The underutilized subgenre of the killer scarecrow movie gets a mildly enjoyable entry with Brett Simmons’ Husk. In this predictable but well-mounted film, a group of college-aged kids are stranded near a mysterious farm house after an automobile accident. Before long, they begin to fall prey to a series of murderous scarecrows, who, like the film’s director, waste little time in getting down to business. Slasher films generally are improved when they jettison or at least minimize lengthy exposition, and Husk sets up its supernatural scenario from its very first moments, which see the characters crashing their car due to a bloody flock of crows. From here, a scant amount of time is spent on characterization as the characters take refuge in the only farm house in sight. One guy has asthma, one victim is a female. The rest are anonymous fodder. Simmons focuses instead on creating atmosphere, making sure the endless corn field that these victims must traverse is a thing of menace.


Given that the cast of Husk is forgettable, it is fortunate that the scarecrows that stalk this farmstead are memorable villains. They never talk, and are largely explained through a series of clumsy flashbacks, but they make for a visually striking foe, usually popping up when least expected. Since the setting consists only of a corn field and a farmhouse, it becomes genuinely impressive that Simmons manages to wring a series of fresh jump scares from such a thin premise. There is some grisly imagery present in Husk, but the film is decidedly not an entry in the torture porn genre. Suspense is valued here over gore, and it must be noted that the brief final scene manages to be genuinely eerie.
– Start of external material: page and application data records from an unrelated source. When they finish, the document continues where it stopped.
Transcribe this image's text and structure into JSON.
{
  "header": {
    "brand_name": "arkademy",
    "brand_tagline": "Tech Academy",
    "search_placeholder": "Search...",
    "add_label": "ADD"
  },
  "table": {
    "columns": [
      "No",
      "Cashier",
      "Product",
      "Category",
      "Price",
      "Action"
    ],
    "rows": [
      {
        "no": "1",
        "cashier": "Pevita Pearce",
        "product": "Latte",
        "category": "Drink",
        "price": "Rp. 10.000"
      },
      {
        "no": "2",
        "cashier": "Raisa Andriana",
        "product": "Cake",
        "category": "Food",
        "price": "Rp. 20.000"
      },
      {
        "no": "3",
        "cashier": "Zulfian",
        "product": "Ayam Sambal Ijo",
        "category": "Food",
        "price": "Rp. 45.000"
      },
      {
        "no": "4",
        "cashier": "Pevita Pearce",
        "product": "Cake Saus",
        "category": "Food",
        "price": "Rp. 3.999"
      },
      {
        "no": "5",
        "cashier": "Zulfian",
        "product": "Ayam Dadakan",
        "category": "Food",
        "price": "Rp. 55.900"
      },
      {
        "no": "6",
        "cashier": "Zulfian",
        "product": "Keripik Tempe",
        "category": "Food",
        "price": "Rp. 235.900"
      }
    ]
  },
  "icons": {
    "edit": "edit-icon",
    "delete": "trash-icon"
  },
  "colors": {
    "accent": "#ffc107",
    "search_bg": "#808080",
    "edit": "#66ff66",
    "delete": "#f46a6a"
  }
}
William Wesley’s 1988 cult classic Scarecrows is the obvious high water mark as far as this kind of film goes, and Husk is hardly a patch on that unremittingly bleak movie. That being said, it manages to pass its brief eighty-two minute run time without testing one’s patience much. As a modestly-budgeted direct-to-video horror feature, Husk has a good sense of its place in the cinematic world and succeeds admirably enough within those parameters. To chide it for not being more ambitious or more accomplished would probably miss the fact that director Simmons has established himself here as a promising talent to watch in the genre.



Jeremy Heilman